- Suppose that the natural parameters η and X are linearly correlated, that is to say:
Suppose you have a prediction problem: predict the number of shoppers in a store at any one hour based on feature store promotions, recent ads, weather, days of the week, and so on.
According to the probability knowledge, x and Y meet the Poisson distribution. The Poisson distribution belongs to the exponential distribution family, we can construct a generalized linear model to construct the predictive model using the above 3 hypotheses.
Glms constructing the minimum two models
The optimization target Y (loss function) in linear regression is obtained by the least squares method, and the least squares model can be constructed using the generalized linear model. Three assumptions:
- The goal variable y obtained by the least squares method is a continuous value, and we assume that the distribution of y under the given x conforms to the Gaussian distribution. Suppose that the exponentialfamily (η) in 1 is a Gaussian distribution.
- in the Gaussian distribution , the target function
- Assume:
The derivation process is as follows:
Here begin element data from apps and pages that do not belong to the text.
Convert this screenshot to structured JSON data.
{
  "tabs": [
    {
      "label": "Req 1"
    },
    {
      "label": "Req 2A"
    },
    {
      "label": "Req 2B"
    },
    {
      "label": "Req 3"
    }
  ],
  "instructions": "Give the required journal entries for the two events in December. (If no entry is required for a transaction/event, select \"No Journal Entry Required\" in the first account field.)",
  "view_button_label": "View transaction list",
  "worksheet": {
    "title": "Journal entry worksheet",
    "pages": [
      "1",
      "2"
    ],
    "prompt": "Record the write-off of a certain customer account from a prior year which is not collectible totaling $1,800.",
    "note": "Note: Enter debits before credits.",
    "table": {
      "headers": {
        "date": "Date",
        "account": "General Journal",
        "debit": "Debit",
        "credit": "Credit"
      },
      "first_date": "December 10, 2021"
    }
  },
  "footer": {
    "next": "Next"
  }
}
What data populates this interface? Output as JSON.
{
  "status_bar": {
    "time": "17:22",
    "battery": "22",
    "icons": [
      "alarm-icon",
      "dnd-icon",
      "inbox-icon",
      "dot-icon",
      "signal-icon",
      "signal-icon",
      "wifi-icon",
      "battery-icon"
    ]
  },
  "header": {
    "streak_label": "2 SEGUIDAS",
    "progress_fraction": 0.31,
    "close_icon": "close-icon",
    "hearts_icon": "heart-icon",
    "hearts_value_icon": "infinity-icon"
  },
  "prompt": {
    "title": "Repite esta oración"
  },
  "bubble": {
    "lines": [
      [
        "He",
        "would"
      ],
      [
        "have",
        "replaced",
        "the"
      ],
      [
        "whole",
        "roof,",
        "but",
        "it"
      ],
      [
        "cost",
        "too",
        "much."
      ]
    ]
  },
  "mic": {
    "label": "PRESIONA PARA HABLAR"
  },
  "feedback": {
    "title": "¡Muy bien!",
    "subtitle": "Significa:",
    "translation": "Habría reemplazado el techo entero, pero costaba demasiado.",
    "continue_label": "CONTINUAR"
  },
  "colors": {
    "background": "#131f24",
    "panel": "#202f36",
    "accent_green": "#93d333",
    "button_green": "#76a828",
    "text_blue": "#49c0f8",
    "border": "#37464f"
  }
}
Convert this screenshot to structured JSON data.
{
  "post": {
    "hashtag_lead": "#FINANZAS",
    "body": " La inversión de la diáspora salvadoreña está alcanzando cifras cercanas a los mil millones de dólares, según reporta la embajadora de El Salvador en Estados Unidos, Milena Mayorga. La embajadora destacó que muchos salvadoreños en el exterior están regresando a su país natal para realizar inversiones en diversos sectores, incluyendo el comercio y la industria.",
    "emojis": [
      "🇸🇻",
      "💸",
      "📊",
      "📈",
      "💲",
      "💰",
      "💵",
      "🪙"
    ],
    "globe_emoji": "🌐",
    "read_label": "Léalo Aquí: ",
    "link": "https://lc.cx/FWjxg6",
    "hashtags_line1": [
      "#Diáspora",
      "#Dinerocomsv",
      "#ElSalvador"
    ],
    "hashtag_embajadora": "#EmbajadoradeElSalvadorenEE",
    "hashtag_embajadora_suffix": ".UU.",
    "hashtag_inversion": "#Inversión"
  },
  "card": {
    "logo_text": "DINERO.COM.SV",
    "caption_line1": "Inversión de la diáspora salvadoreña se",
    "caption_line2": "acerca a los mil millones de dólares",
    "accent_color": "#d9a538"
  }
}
The first step transforms according to hypothesis 2:
The second step transforms according to Y|x; Θ ∼ N (μ,σ2), the expected value of the Gaussian distribution is μ
The third step is based on hypothesis 1: Gaussian distribution
The fourth step is based on hypothesis 3:
The least squares model has now been constructed using generalized linear models, and the next task is to use the gradient descent, Newton method to solve θ. For the content of the gradient descent and Newton method, please refer to the previous handout.
Glms Building Logistic Regression
Logistic regression can be used to solve the two classification problem, whereas the classification problem objective function y is a discrete value of two values. According to statistical knowledge, two classification problem can choose Bernoulli distribution to build the model.
In the exponential distribution family expression of the Bernoulli distribution we have known:, thus obtained.
Three assumptions for building a generalized linear model:
- Assuming that the Bernoulli distribution is met,
- , in Bernoulli distribution
The derivation process is as follows:
As with the least squares model, the next work is done by gradient descent or Newton's method.
Note the above push to the result, recall, in the logistic regression, we choose the sigmoid function.
The reason for using this g (z) as sigmoid function in logistic regression is supported by a set of theories, which is generalized linear model.
Generalized linear model-Andrew ng Machine Learning public Lesson Note 1.6